#### DATA SUPPLIED

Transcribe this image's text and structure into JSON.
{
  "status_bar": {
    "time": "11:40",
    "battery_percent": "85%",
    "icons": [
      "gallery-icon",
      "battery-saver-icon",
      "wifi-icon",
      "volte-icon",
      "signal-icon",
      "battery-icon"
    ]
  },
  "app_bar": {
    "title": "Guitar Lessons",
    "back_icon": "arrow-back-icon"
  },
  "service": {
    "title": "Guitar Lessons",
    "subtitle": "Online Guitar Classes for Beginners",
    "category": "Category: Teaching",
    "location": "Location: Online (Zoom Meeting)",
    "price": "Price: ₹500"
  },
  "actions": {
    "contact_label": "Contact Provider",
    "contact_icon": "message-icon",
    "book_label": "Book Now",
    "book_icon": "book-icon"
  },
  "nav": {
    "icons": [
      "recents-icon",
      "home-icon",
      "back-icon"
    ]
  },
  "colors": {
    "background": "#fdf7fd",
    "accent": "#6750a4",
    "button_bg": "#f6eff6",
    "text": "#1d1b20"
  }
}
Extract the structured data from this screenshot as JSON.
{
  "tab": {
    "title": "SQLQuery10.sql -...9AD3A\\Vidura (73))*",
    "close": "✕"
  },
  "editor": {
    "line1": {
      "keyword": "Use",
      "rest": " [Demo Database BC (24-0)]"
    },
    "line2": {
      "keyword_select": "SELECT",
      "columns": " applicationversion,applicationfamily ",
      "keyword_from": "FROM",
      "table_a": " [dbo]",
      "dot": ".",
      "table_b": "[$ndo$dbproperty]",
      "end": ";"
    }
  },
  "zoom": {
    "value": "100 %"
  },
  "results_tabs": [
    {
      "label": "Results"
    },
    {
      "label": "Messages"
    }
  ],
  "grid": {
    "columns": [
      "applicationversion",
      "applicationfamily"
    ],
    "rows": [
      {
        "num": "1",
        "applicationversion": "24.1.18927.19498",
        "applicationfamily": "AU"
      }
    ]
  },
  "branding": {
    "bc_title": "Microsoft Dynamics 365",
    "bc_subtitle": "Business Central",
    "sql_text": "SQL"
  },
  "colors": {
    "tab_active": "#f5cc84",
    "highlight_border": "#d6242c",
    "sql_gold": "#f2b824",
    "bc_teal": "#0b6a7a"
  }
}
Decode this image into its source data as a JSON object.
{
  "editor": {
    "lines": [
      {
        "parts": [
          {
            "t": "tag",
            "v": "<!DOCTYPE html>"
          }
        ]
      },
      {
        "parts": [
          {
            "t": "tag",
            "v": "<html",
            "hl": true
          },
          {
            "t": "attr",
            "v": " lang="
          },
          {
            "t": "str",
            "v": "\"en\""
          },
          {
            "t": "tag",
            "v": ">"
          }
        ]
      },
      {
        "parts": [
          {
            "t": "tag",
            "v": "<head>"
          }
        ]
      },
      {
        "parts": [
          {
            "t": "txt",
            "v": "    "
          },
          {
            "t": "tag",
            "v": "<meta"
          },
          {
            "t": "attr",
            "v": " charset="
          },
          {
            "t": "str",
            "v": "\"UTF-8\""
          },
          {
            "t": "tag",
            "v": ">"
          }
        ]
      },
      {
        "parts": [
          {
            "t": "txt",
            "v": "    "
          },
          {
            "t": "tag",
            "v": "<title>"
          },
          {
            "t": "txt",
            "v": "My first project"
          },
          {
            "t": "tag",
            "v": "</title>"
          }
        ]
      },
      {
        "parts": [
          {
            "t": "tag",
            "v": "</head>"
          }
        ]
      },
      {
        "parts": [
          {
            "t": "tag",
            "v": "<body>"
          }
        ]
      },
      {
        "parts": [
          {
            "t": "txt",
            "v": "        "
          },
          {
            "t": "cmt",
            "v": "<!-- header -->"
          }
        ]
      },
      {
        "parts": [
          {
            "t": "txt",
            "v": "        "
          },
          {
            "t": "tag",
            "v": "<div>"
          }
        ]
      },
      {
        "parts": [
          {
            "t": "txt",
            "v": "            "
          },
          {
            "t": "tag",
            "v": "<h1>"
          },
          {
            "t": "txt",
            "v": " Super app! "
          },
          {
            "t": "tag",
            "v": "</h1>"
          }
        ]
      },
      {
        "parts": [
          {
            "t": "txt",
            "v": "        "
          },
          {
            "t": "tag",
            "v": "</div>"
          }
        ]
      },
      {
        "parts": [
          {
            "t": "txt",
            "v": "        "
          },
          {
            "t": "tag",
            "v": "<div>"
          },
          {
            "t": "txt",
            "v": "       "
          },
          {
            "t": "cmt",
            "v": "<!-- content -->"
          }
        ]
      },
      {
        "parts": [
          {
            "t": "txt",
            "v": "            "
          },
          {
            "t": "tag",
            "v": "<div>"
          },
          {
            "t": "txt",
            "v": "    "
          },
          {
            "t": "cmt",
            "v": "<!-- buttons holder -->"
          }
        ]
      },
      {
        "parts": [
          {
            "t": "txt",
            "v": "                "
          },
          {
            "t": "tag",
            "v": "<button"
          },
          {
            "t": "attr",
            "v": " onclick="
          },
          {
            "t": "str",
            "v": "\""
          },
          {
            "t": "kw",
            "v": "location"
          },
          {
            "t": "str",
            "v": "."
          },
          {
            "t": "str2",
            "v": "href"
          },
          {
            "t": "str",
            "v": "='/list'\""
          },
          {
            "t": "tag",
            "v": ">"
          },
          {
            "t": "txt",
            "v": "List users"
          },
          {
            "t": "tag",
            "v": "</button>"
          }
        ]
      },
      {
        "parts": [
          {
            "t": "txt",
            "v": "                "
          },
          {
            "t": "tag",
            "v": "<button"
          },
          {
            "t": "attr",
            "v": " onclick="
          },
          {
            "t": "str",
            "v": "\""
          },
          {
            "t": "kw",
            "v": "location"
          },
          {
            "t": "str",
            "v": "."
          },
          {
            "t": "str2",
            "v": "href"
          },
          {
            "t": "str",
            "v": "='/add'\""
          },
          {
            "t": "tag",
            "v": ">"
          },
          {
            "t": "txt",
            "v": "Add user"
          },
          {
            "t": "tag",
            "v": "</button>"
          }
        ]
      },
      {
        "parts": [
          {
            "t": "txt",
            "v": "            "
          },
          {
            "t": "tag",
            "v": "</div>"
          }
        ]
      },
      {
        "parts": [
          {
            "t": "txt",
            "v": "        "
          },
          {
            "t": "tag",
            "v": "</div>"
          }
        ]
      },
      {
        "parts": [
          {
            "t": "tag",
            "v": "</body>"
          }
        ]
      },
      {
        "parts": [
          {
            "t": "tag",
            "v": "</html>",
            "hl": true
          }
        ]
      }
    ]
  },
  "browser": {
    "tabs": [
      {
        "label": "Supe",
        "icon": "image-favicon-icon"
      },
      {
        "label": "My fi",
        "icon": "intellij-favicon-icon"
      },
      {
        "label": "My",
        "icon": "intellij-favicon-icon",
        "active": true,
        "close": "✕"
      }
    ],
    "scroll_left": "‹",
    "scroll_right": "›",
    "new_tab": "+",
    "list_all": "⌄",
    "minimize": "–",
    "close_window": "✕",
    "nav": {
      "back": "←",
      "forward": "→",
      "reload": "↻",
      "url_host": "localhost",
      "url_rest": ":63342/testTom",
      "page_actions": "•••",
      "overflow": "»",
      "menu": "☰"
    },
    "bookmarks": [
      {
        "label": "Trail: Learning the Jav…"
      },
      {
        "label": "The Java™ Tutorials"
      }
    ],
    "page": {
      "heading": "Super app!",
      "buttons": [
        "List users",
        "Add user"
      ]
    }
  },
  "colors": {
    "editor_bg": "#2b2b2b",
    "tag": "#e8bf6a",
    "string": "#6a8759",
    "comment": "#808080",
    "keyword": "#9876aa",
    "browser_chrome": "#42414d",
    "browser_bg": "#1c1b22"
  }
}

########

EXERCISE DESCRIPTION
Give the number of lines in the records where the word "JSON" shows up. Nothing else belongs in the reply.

EXERCISE SOLUTION
3